As weight-related advertising has generally focused on women, research has shown that young women are particularly an at-risk population for smoking for weight control purposes, and more research needs to focus on gender and ethnic trends concerning adolescents and smoking, although tobacco companies are starting to aim advertisements at the gay community.
However, the reasons for which people smoke are ostensibly complex, and can rarely be attributed to just a desire to control or reduce body weight. That said, the legacy of the association between being thin and smoking has nevertheless impacted 20th century culture in countless ways.


Effects of Smoking Cessation

Around 70 percent of all the smokers in the world want to give up the habit, because they know that smoking is bad for their health.

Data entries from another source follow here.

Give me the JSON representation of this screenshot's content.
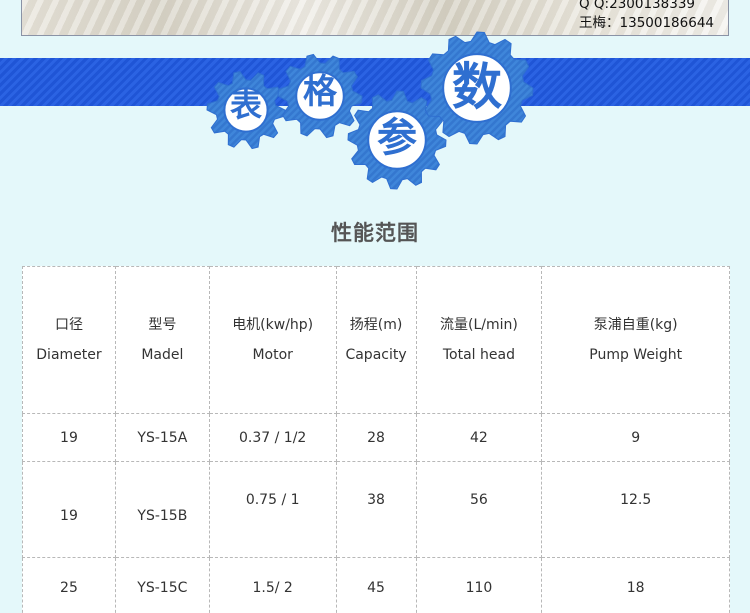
{
  "contact": {
    "qq": "Q  Q:2300138339",
    "phone": "王梅：13500186644"
  },
  "banner": {
    "chars": [
      "表",
      "格",
      "参",
      "数"
    ]
  },
  "section_title": "性能范围",
  "table": {
    "columns": [
      {
        "cn": "口径",
        "en": "Diameter"
      },
      {
        "cn": "型号",
        "en": "Madel"
      },
      {
        "cn": "电机(kw/hp)",
        "en": "Motor"
      },
      {
        "cn": "扬程(m)",
        "en": "Capacity"
      },
      {
        "cn": "流量(L/min)",
        "en": "Total head"
      },
      {
        "cn": "泵浦自重(kg)",
        "en": "Pump Weight"
      }
    ],
    "rows": [
      [
        "19",
        "YS-15A",
        "0.37 / 1/2",
        "28",
        "42",
        "9"
      ],
      [
        "19",
        "YS-15B",
        "0.75 / 1",
        "38",
        "56",
        "12.5"
      ],
      [
        "25",
        "YS-15C",
        "1.5/ 2",
        "45",
        "110",
        "18"
      ]
    ]
  },
  "colors": {
    "band": "#2459dc",
    "gear": "#3a7fd6",
    "gear_char": "#2f6fd0",
    "background": "#e4f8fa"
  }
}
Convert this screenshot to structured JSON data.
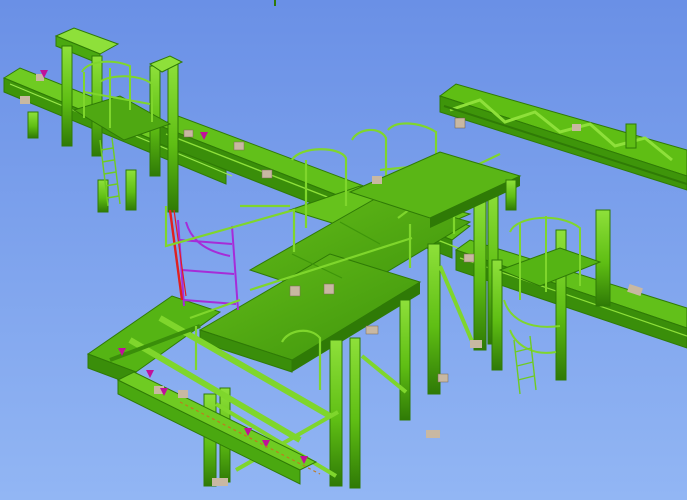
{
  "viewport": {
    "kind": "3d-cad-model-view",
    "background_top": "#6a90e6",
    "background_bottom": "#92b6f4"
  },
  "model": {
    "subject": "steel-structure-with-platforms-handrails-and-ladders",
    "colors": {
      "steel": "#5fbe14",
      "steel_light": "#8ee03a",
      "steel_dark": "#2f7a06",
      "deck": "#4fa812",
      "connection_plate": "#c8b8a2",
      "selection_highlight": "#a62cd8",
      "selection_red": "#e02020",
      "marker": "#c0109a"
    }
  }
}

If you’re reading this, you’re probably one of those people – and this plan should make it possible for you to achieve that gold.

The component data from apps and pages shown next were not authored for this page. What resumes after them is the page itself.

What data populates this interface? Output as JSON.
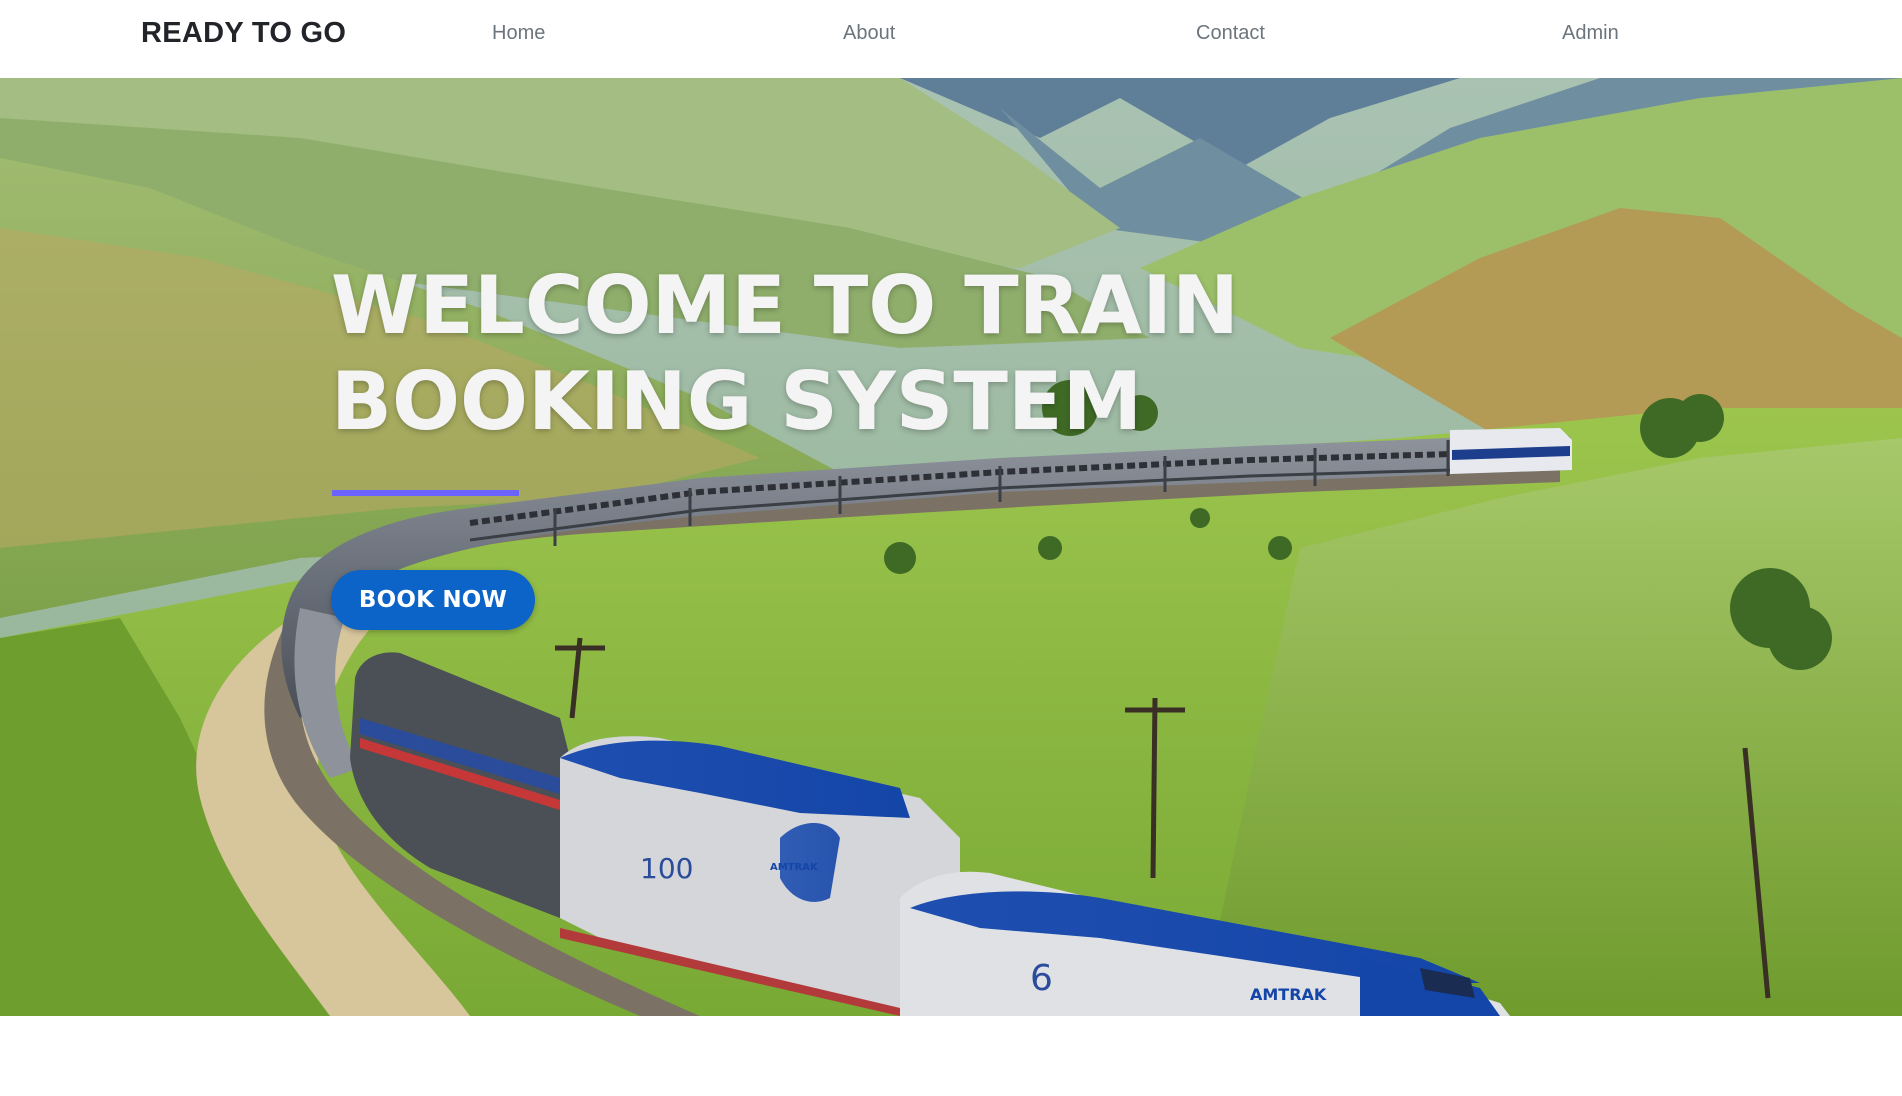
{
  "navbar": {
    "brand": "READY TO GO",
    "links": [
      "Home",
      "About",
      "Contact",
      "Admin"
    ]
  },
  "hero": {
    "title": "WELCOME TO TRAIN BOOKING SYSTEM",
    "button_label": "BOOK NOW",
    "image_labels": {
      "loco_number_1": "100",
      "loco_number_2": "6",
      "loco_logo": "AMTRAK"
    }
  },
  "colors": {
    "accent_underline": "#6c63ff",
    "button": "#0d64c8",
    "title_text": "#f4f4f4",
    "brand_text": "#212529",
    "nav_text": "#6c757d"
  },
  "icons": [
    "hero-background-image"
  ]
}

Health Benefits

The immediate effects of smoking cessation include:
  • Within 20 minutes, blood pressure decreases, pulse returns to its normal level
  • After 8 hours, carbon monoxide levels in the blood return to normal, oxygen level increases
  • After 24 hours, chance of heart attack starts to decrease; breath, hair and body stop smelling like smoke
  • After 48 hours, damaged nerve endings begin to recover; sense of taste and smell improve
  • After 72 hours, the body is virtually free of nicotine; bronchial tubes relax, breathing becomes easier
  • After 2–12 weeks, lungs can hold more air, exercise becomes easier and circulation improves
Longer-term effects include:
  • After 1 year, the risk of coronary heart disease is cut in half
  • After 5 years, the risk of stroke falls to the same as a non-smoker
  • After 10 years, the risk of lung cancer is cut in half and the risk of other cancers decreases significantly
  • After 15 years, the risk of coronary heart disease drops, usually to the level of a non-smoker
Many of tobacco's health effects can be minimized through smoking cessation. The British doctors study showed that those who stopped smoking before they reached 30 years of age lived almost as long as those who never smoked. Smoking cessation will almost always lead to a longer and healthier life. Stopping in early adulthood can add up to 10 years of healthy life and stopping in one's sixties can still add three years of healthy life. Stopping smoking is associated with better mental health and spending less of one's life with diseases of old age.
Some research has indicated that some of the damage caused by smoking tobacco can be moderated with the use of antioxidants. Upon smoking cessation, the body begins to rid itself of foreign substances introduced through smoking. These include substances in the blood such as nicotine and carbon monoxide, and also accumulated particulate matter and tar from the lungs. As a consequence, though the smoker may begin coughing more, cardiovascular efficiency increases.
Many of the effects of smoking cessation can be seen as landmarks, often cited by smoking cessation services, by which a smoker can encourage himself to keep going. Some are of a certain nature, such as those of nicotine clearing the bloodstream completely in 48 to 72 hours, and cotinine (a metabolite of nicotine) clearing the bloodstream within 10 to 14 days. Other effects, such as improved circulation, are more variable in nature, and as a result less definite timescales are often cited.
All of this happens no matter how old you are, no matter how many cigarettes a day you smoke or how long you’ve been doing it for. It really is never too late to give up smoking, so why not make today the day you decide to stop?